Astronomers have been working to better understand the galactic environments of fast radio bursts (FRBs) – intense, momentary bursts of energy occurring in mere milliseconds and with unknown cosmic origins.
Now, a study of the slow-moving, star-forming gas in the same galaxy found to host an FRB has been published in The Astrophysical Journal. This is only the fourth-ever publication on two completely different areas of astronomy describing the same galaxy.
Even more remarkable is the fact that a single telescope made the discovery possible – from the same observation.
Fast radio mysteries
FRBs, first detected in 2007, are incredibly powerful pulses of radio waves. They originate from distant galaxies, and the signal typically only lasts a few milliseconds
FRBs are immensely useful for studying the cosmos, from investigating the matter that makes up the universe, to even using them to constrain the Hubble constant – the measure of how much the universe is expanding.
However, the origin of FRBs is an ongoing puzzle for astronomers. Some FRBs are known to repeat, sometimes over a thousand times. Others have only been detected once.
Whether these repeating or non-repeating signals have formed differently is currently being investigated by several research groups. At one point, we had more theories on how fast radio bursts are made than detections of them.
It’s an exciting time to be studying FRBs, as showcased by the recent study associating an FRB with a gravitational wave. If that finding holds true, it means at least some FRBs could be created by two neutron stars merging to form a black hole.
However, it is hard to pinpoint where exactly fast radio bursts come from. They are extremely bright yet so brief, getting an accurate position is hard for many radio telescopes. Without knowing where precisely these bursts originate, we cannot study the galaxies they are found in. And without knowing the environments FRBs are formed in, we cannot fully solve their mysteries.
One telescope in Australia is now helping us figure it out.
The tool for the job
CSIRO’s ASKAP radio telescope (Australian Square Kilometre Array Pathfinder), located in the Western Australian desert, is a remarkable instrument. Made up of an array of 36 dishes separated by up to six kilometres, ASKAP can detect FRBs and pinpoint them to their host galaxies.
ASKAP can in fact perform its FRB search at the same time as observations for other science surveys. One such ASKAP survey will map the star-forming gas in galaxies across the Southern sky, helping us understand how galaxies evolve.
During a recent observation for this survey, ASKAP also detected a new FRB, and we were able to identify the galaxy it comes from – a nearby spiral galaxy much like our own Milky Way.
A gas-filled galaxy

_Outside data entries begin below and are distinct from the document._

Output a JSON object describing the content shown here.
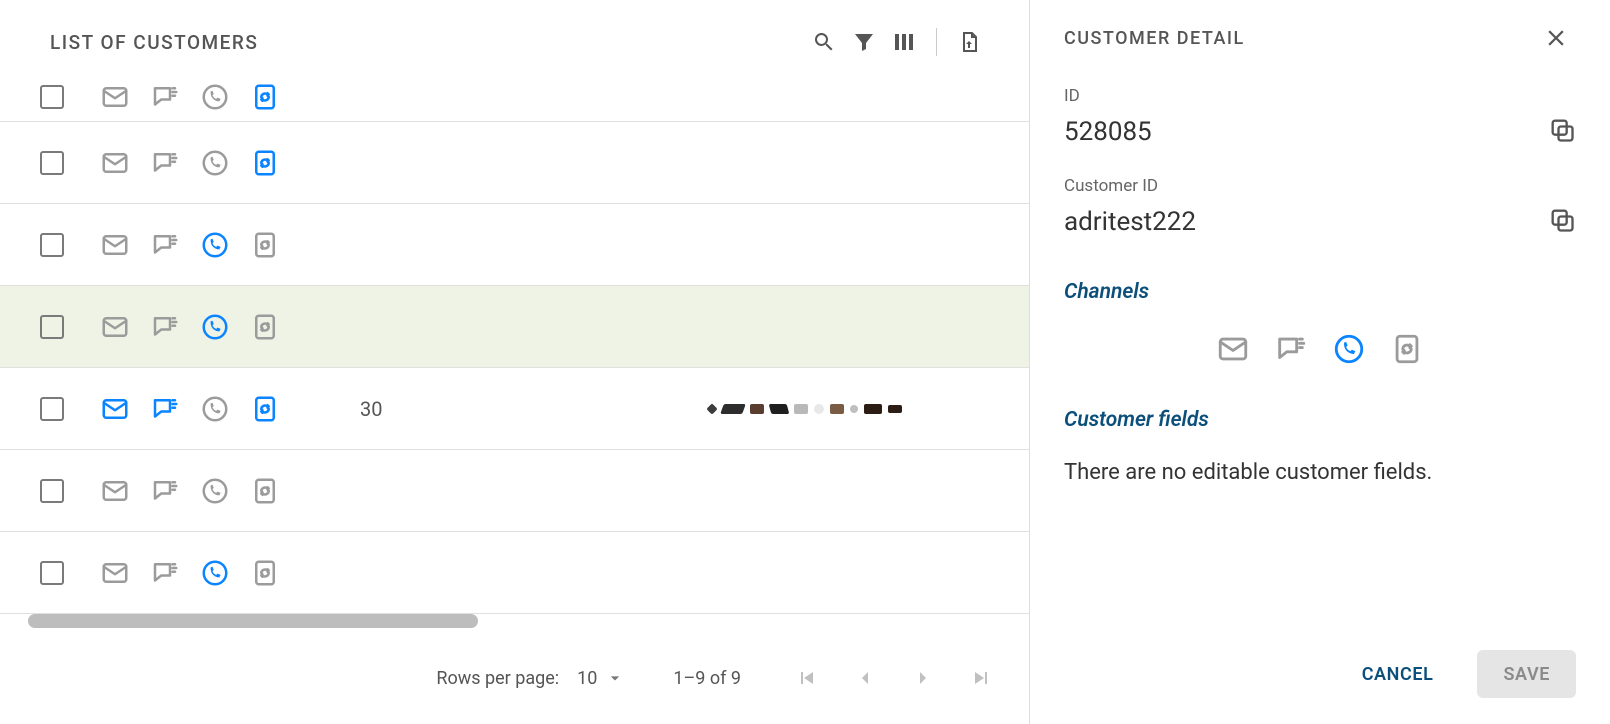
{
  "main": {
    "title": "LIST OF CUSTOMERS",
    "rows": [
      {
        "channels": {
          "mail": false,
          "chat": false,
          "whatsapp": false,
          "sync": true
        },
        "value": "",
        "selected": false
      },
      {
        "channels": {
          "mail": false,
          "chat": false,
          "whatsapp": false,
          "sync": true
        },
        "value": "",
        "selected": false
      },
      {
        "channels": {
          "mail": false,
          "chat": false,
          "whatsapp": true,
          "sync": false
        },
        "value": "",
        "selected": false
      },
      {
        "channels": {
          "mail": false,
          "chat": false,
          "whatsapp": true,
          "sync": false
        },
        "value": "",
        "selected": true
      },
      {
        "channels": {
          "mail": true,
          "chat": true,
          "whatsapp": false,
          "sync": true
        },
        "value": "30",
        "obscured": true,
        "selected": false
      },
      {
        "channels": {
          "mail": false,
          "chat": false,
          "whatsapp": false,
          "sync": false
        },
        "value": "",
        "selected": false
      },
      {
        "channels": {
          "mail": false,
          "chat": false,
          "whatsapp": true,
          "sync": false
        },
        "value": "",
        "selected": false
      }
    ],
    "pager": {
      "rows_label": "Rows per page:",
      "rows_value": "10",
      "range": "1–9 of 9"
    }
  },
  "channel_icons": {
    "mail": "mail-icon",
    "chat": "chat-icon",
    "whatsapp": "whatsapp-icon",
    "sync": "device-sync-icon"
  },
  "detail": {
    "title": "CUSTOMER DETAIL",
    "id_label": "ID",
    "id_value": "528085",
    "customer_id_label": "Customer ID",
    "customer_id_value": "adritest222",
    "channels_title": "Channels",
    "channels": {
      "mail": false,
      "chat": false,
      "whatsapp": true,
      "sync": false
    },
    "fields_title": "Customer fields",
    "no_fields": "There are no editable customer fields.",
    "cancel": "CANCEL",
    "save": "SAVE"
  }
}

ASKAP was able to find the cold neutral hydrogen gas – the source of star formation – in this spiral galaxy. As far as FRB host galaxies go, this is already a rare detection of this gas; only three other cases have been published so far. These had required follow-up observations, or relied on other older observations, made with different telescopes.

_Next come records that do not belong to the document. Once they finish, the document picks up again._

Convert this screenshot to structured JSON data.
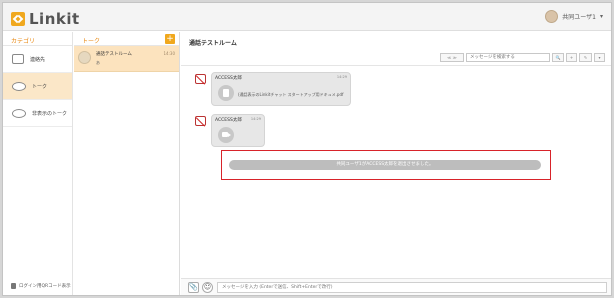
{
  "header": {
    "brand": "Linkit",
    "user_name": "共同ユーザ1",
    "user_menu_caret": "▾"
  },
  "category": {
    "title": "カテゴリ",
    "items": [
      {
        "label": "連絡先",
        "icon": "contacts-icon",
        "active": false
      },
      {
        "label": "トーク",
        "icon": "chat-bubble-icon",
        "active": true
      },
      {
        "label": "非表示のトーク",
        "icon": "hidden-chat-icon",
        "active": false
      }
    ],
    "qr_link": "ログイン用QRコード表示"
  },
  "talks": {
    "title": "トーク",
    "add_label": "+",
    "items": [
      {
        "name": "通話テストルーム",
        "subtitle": "あ",
        "time": "14:30"
      }
    ]
  },
  "room": {
    "title": "通話テストルーム",
    "toolbar": {
      "prev_label": "≪ ≫",
      "search_placeholder": "メッセージを検索する",
      "search_icon": "🔍",
      "add_label": "+",
      "edit_label": "✎",
      "menu_label": "▾"
    },
    "messages": [
      {
        "sender": "ACCESS太郎",
        "time": "14:29",
        "kind": "file",
        "text": "(通話表示のLinkitチャット スタートアップ用ドキュメ.pdf"
      },
      {
        "sender": "ACCESS太郎",
        "time": "14:29",
        "kind": "video",
        "text": ""
      }
    ],
    "system_message": "共同ユーザ1がACCESS太郎を退出させました。",
    "compose": {
      "attach_icon": "📎",
      "emoji_icon": "☺",
      "placeholder": "メッセージを入力 (Enterで送信、Shift+Enterで改行)"
    }
  },
  "colors": {
    "accent": "#f0a81e",
    "active_row": "#fbe7c8",
    "highlight_border": "#d8232a"
  }
}
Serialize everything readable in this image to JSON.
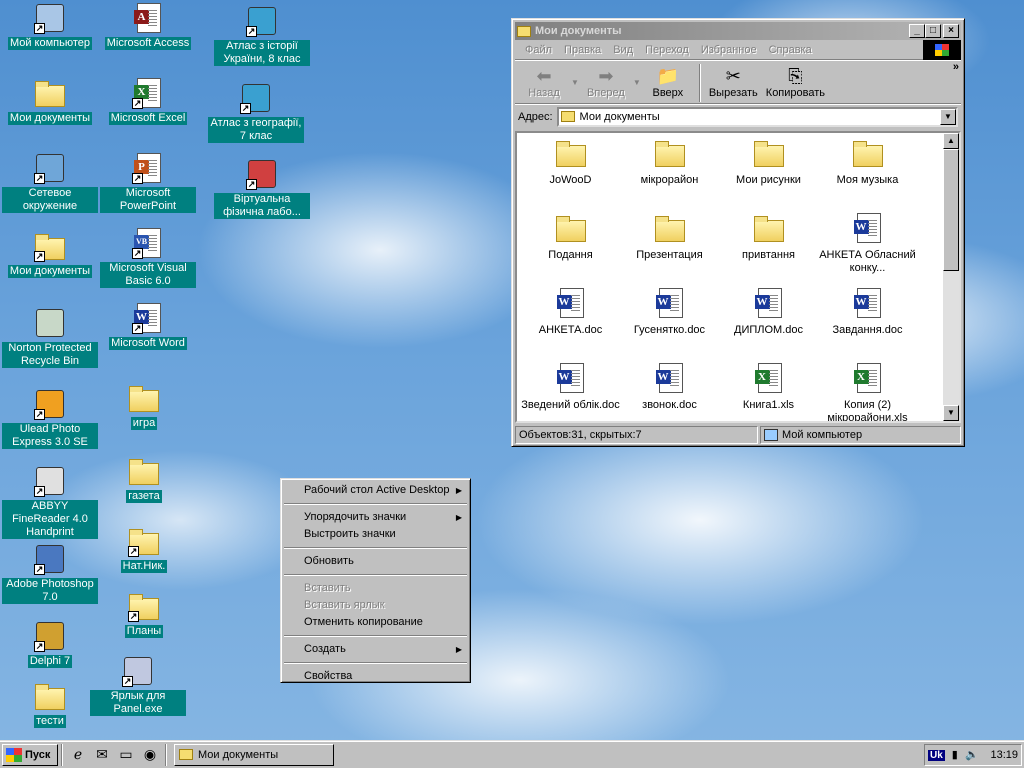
{
  "desktop": {
    "icons": [
      {
        "label": "Мой компьютер",
        "icon": "my-computer-icon"
      },
      {
        "label": "Мои документы",
        "icon": "folder-icon"
      },
      {
        "label": "Сетевое окружение",
        "icon": "network-icon"
      },
      {
        "label": "Мои документы",
        "icon": "folder-icon"
      },
      {
        "label": "Norton Protected Recycle Bin",
        "icon": "recycle-bin-icon"
      },
      {
        "label": "Ulead Photo Express 3.0 SE",
        "icon": "ulead-icon"
      },
      {
        "label": "ABBYY FineReader 4.0 Handprint",
        "icon": "finereader-icon"
      },
      {
        "label": "Adobe Photoshop 7.0",
        "icon": "photoshop-icon"
      },
      {
        "label": "Delphi 7",
        "icon": "delphi-icon"
      },
      {
        "label": "тести",
        "icon": "folder-icon"
      },
      {
        "label": "Microsoft Access",
        "icon": "access-icon"
      },
      {
        "label": "Microsoft Excel",
        "icon": "excel-icon"
      },
      {
        "label": "Microsoft PowerPoint",
        "icon": "powerpoint-icon"
      },
      {
        "label": "Microsoft Visual Basic 6.0",
        "icon": "visual-basic-icon"
      },
      {
        "label": "Microsoft Word",
        "icon": "word-icon"
      },
      {
        "label": "игра",
        "icon": "folder-icon"
      },
      {
        "label": "газета",
        "icon": "folder-icon"
      },
      {
        "label": "Нат.Ник.",
        "icon": "folder-icon"
      },
      {
        "label": "Планы",
        "icon": "folder-icon"
      },
      {
        "label": "Ярлык для Panel.exe",
        "icon": "scanner-icon"
      },
      {
        "label": "Атлас з історії України, 8 клас",
        "icon": "atlas-globe-icon"
      },
      {
        "label": "Атлас з географії, 7 клас",
        "icon": "atlas-globe-icon"
      },
      {
        "label": "Віртуальна фізична лабо...",
        "icon": "physics-lab-icon"
      }
    ]
  },
  "window": {
    "title": "Мои документы",
    "menu": [
      "Файл",
      "Правка",
      "Вид",
      "Переход",
      "Избранное",
      "Справка"
    ],
    "toolbar": {
      "back": "Назад",
      "forward": "Вперед",
      "up": "Вверх",
      "cut": "Вырезать",
      "copy": "Копировать"
    },
    "address_label": "Адрес:",
    "address_value": "Мои документы",
    "files": [
      {
        "name": "JoWooD",
        "type": "folder"
      },
      {
        "name": "мікрорайон",
        "type": "folder"
      },
      {
        "name": "Мои рисунки",
        "type": "folder"
      },
      {
        "name": "Моя музыка",
        "type": "folder"
      },
      {
        "name": "Подання",
        "type": "folder"
      },
      {
        "name": "Презентация",
        "type": "folder"
      },
      {
        "name": "привтання",
        "type": "folder"
      },
      {
        "name": "АНКЕТА Обласний конку...",
        "type": "word"
      },
      {
        "name": "АНКЕТА.doc",
        "type": "word"
      },
      {
        "name": "Гусенятко.doc",
        "type": "word"
      },
      {
        "name": "ДИПЛОМ.doc",
        "type": "word"
      },
      {
        "name": "Завдання.doc",
        "type": "word"
      },
      {
        "name": "Зведений облік.doc",
        "type": "word"
      },
      {
        "name": "звонок.doc",
        "type": "word"
      },
      {
        "name": "Книга1.xls",
        "type": "excel"
      },
      {
        "name": "Копия (2) мікрорайони.xls",
        "type": "excel"
      }
    ],
    "status_left": "Объектов:31, скрытых:7",
    "status_right": "Мой компьютер"
  },
  "context_menu": {
    "items": [
      {
        "label": "Рабочий стол Active Desktop",
        "submenu": true,
        "disabled": false
      },
      {
        "sep": true
      },
      {
        "label": "Упорядочить значки",
        "submenu": true,
        "disabled": false
      },
      {
        "label": "Выстроить значки",
        "submenu": false,
        "disabled": false
      },
      {
        "sep": true
      },
      {
        "label": "Обновить",
        "submenu": false,
        "disabled": false
      },
      {
        "sep": true
      },
      {
        "label": "Вставить",
        "submenu": false,
        "disabled": true
      },
      {
        "label": "Вставить ярлык",
        "submenu": false,
        "disabled": true
      },
      {
        "label": "Отменить копирование",
        "submenu": false,
        "disabled": false
      },
      {
        "sep": true
      },
      {
        "label": "Создать",
        "submenu": true,
        "disabled": false
      },
      {
        "sep": true
      },
      {
        "label": "Свойства",
        "submenu": false,
        "disabled": false
      }
    ]
  },
  "taskbar": {
    "start_label": "Пуск",
    "task_label": "Мои документы",
    "lang": "Uk",
    "clock": "13:19"
  },
  "colors": {
    "icon_label_bg": "#008080",
    "window_face": "#c0c0c0",
    "inactive_title": "#808080"
  }
}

Here, ASKAP gave us both the FRB and the gas surrounding it. It is the first simultaneous detection of these rarely overlapping occurrences.
Disturbed gas which ASKAP can detect can give us an indication that a galaxy merger recently happened, which tells us about the star forming history of the galaxy. In turn this gives us clues as to what may cause FRBs.
The previous studies of the gas surrounding FRBs found fast radio bursts reside in very dynamic systems, suggesting tumultuous galaxy mergers triggered the bursts.
For this particular FRB, however, the host galaxy environment is surprisingly calmer. Further studies will be needed to find out if overall we see disturbed gas environments for FRBs, or if there are distinct scenarios – and potentially multiple creation paths – for FRBs.
More to come
Given the uniqueness of such dual detections, this result showcases the strength and versatility of ASKAP. This is the first simultaneous detection of both an FRB and the gas in its host galaxy.
And this is just the start. ASKAP is set to detect and localise over a hundred FRBs a year. By continuing to work collaboratively with each other, different survey groups will be able to untangle the mysteries behind FRBs, how they form, and their host galaxy environments.
- is a Research Associate, Curtin University
- This article first appeared on The Conversation